Teen, 14 years old Written byMc876423 August 20, 2014

Go For It

This movie isn't worth watching!!!!!!!!!!!!!!!!!! This movie have some positive messages about friendship, family and reaching your goals. Carmen isn'... Continue reading
Teen, 14 years old Written bymzJenkins May 21, 2011
i just don't like it,i think that it is so lame and yall should be ashamed to make anything like this!!

What's the story?

Carmen Salgado (Aimee Garcia) is a troubled Latina junior college student with a bad attitude and a passion for hip-hop dance. She spends her days juggling school work, a job at a local bodega, practicing with a local dance crew, and hanging out at local underground dance clubs with her best friend Gina (Gina Rodriguez) and dance crew leader Loli (Jossara Jinaro). Despite her desire for some direction in her life, Carmen's insecurity keeps her from following teacher Frank Marin’s (Al Bandiero) advice to apply to a California arts college and contributes to her being distracted by her non-Latino boyfriend, Jared (Derrick Denicola). She also struggles with the traditional family dynamics that guide her working-class immigrant family, including her parents (Gustavo Mellado and Liliana Montenegro), adult brothers Jesse (Andres Perez-Molina) and Pablo (Louie Alegria), and little sister Cecy (Safia Hannin). But in the end, she realizes that she needs to find the inner strength to go after her dream.

Is it any good?

GO FOR IT! tells an all-too-familiar tale about a young woman turning to dance as a way of overcoming economic and social limitations. It’s a positive message, but thanks to some underdeveloped plot lines, viewers aren’t given the opportunity to get to know and be motivated by the movie's characters. Meanwhile, the film’s dance sequences, which are mostly choreographed battles between female crews, are both limited and over-edited.

Teen audiences may identify with some of Carmen's struggles, particularly when it comes to finding the courage to reach for a dream. Some will also be able to identify with her family’s struggle with the competing cultural values that often define the Latino experience and appreciate the context of the movie's messages about inner strength and the importance of getting an education. But overall, the film fails to exude enough positive energy and excitement to promote its messages in a way that's both gratifying and inspirational.

Talk to your kids about ...

  • Families can talk about the movie's messages. Are they strong enough to come through despite the sometimes-iffy content? How do they compare to the messages in other dance-centric dramas you've seen?

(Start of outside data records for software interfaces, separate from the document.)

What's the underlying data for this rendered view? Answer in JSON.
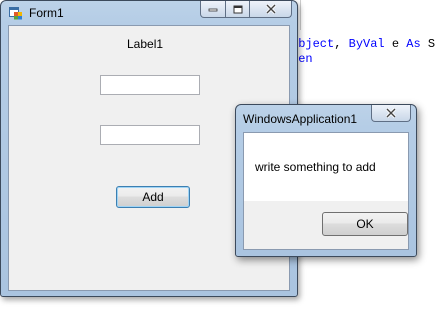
{
  "editor": {
    "line1": {
      "kw": "Object",
      "sep": ", ",
      "kw2": "ByVal",
      "rest": " e ",
      "kw3": "As",
      "tail": " S"
    },
    "line2": {
      "kw": "hen"
    }
  },
  "form1": {
    "title": "Form1",
    "app_icon": "windows-form-icon",
    "label1": "Label1",
    "textbox1_value": "",
    "textbox2_value": "",
    "add_button_label": "Add",
    "caption_icons": [
      "minimize-icon",
      "maximize-icon",
      "close-icon"
    ]
  },
  "messagebox": {
    "title": "WindowsApplication1",
    "message": "write something to add",
    "ok_label": "OK",
    "caption_icons": [
      "close-icon"
    ]
  },
  "colors": {
    "code_keyword": "#0000ff",
    "focus_border": "#3c7fb1",
    "window_frame": "#b5cde6"
  }
}
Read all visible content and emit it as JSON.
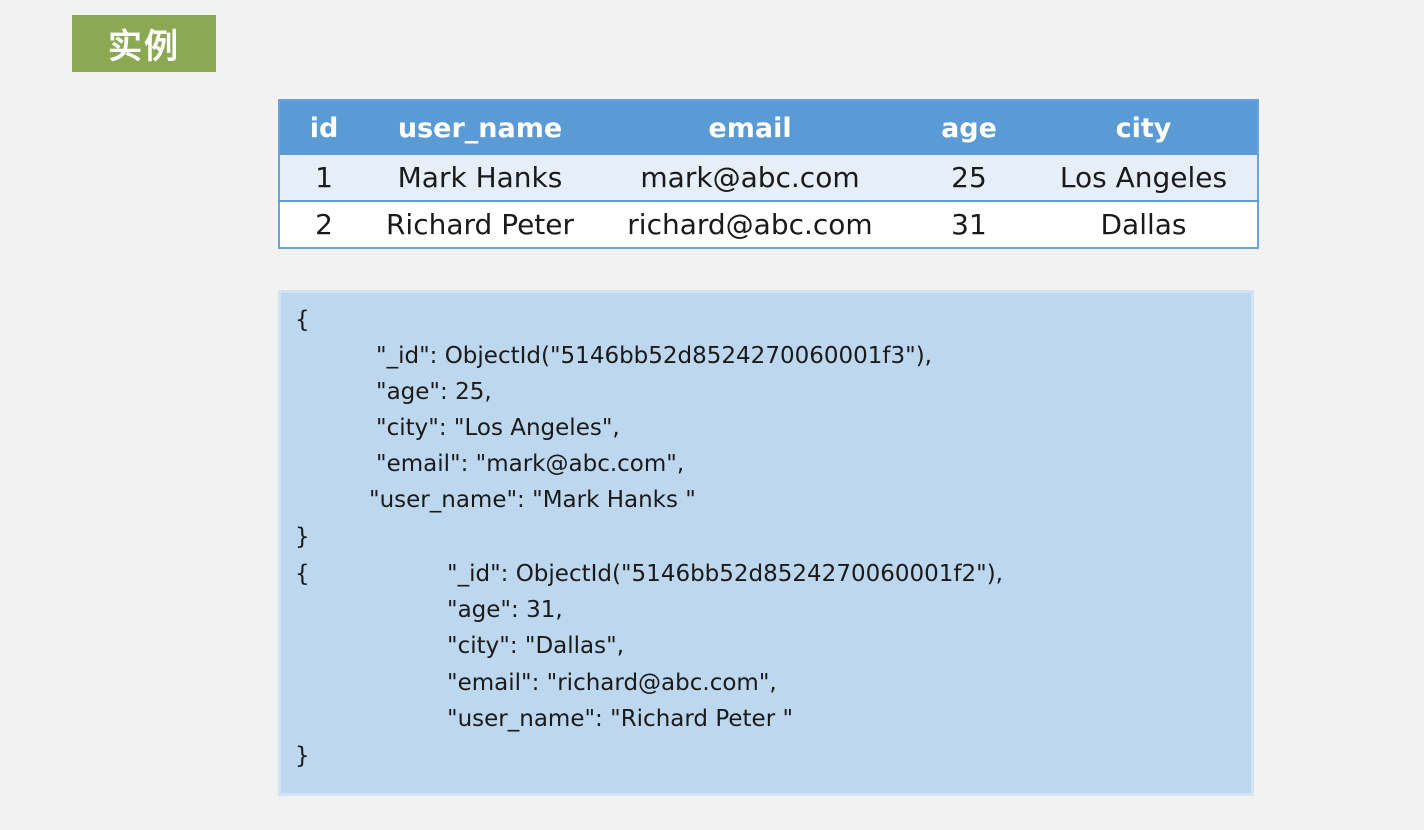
{
  "header": {
    "title": "实例"
  },
  "table": {
    "columns": [
      "id",
      "user_name",
      "email",
      "age",
      "city"
    ],
    "rows": [
      [
        "1",
        "Mark Hanks",
        "mark@abc.com",
        "25",
        "Los Angeles"
      ],
      [
        "2",
        "Richard Peter",
        "richard@abc.com",
        "31",
        "Dallas"
      ]
    ]
  },
  "json_block": {
    "doc1": {
      "open": "{",
      "id_line": "\"_id\": ObjectId(\"5146bb52d8524270060001f3\"),",
      "age_line": "\"age\": 25,",
      "city_line": "\"city\": \"Los Angeles\",",
      "email_line": "\"email\": \"mark@abc.com\",",
      "user_line": "\"user_name\": \"Mark Hanks \"",
      "close": "}"
    },
    "doc2": {
      "open": "{",
      "id_line": "\"_id\": ObjectId(\"5146bb52d8524270060001f2\"),",
      "age_line": "\"age\": 31,",
      "city_line": "\"city\": \"Dallas\",",
      "email_line": "\"email\": \"richard@abc.com\",",
      "user_line": "\"user_name\": \"Richard Peter \"",
      "close": "}"
    }
  },
  "colors": {
    "title_badge": "#8ba952",
    "table_header": "#5b9bd5",
    "table_row_alt": "#e6eef8",
    "json_panel": "#bdd7ee",
    "background": "#f2f2f2"
  }
}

  • What are some of the ways that the film addresses stereotypes? How do these stereotypes factor into the way that Carmen feels about herself and about the way she looks at the world? What about the way the world sees her?

  • Why do you think Carmen is often defensive and disrespectful? Why do you think Mr. Marin is interested in helping her?

Movie details

For kids who love dancing

Our editors recommend

Common Sense Media's unbiased ratings are created by expert reviewers and aren't influenced by the product's creators or by any of our funders, affiliates, or partners.

See how we rate

About these links

Common Sense Media, a nonprofit organization, earns a small affiliate fee from Amazon or iTunes when you use our links to make a purchase. Thank you for your support.

Read more

Our ratings are based on child development best practices. We display the minimum age for which content is developmentally appropriate. The star rating reflects overall quality and learning potential.

Learn how we rate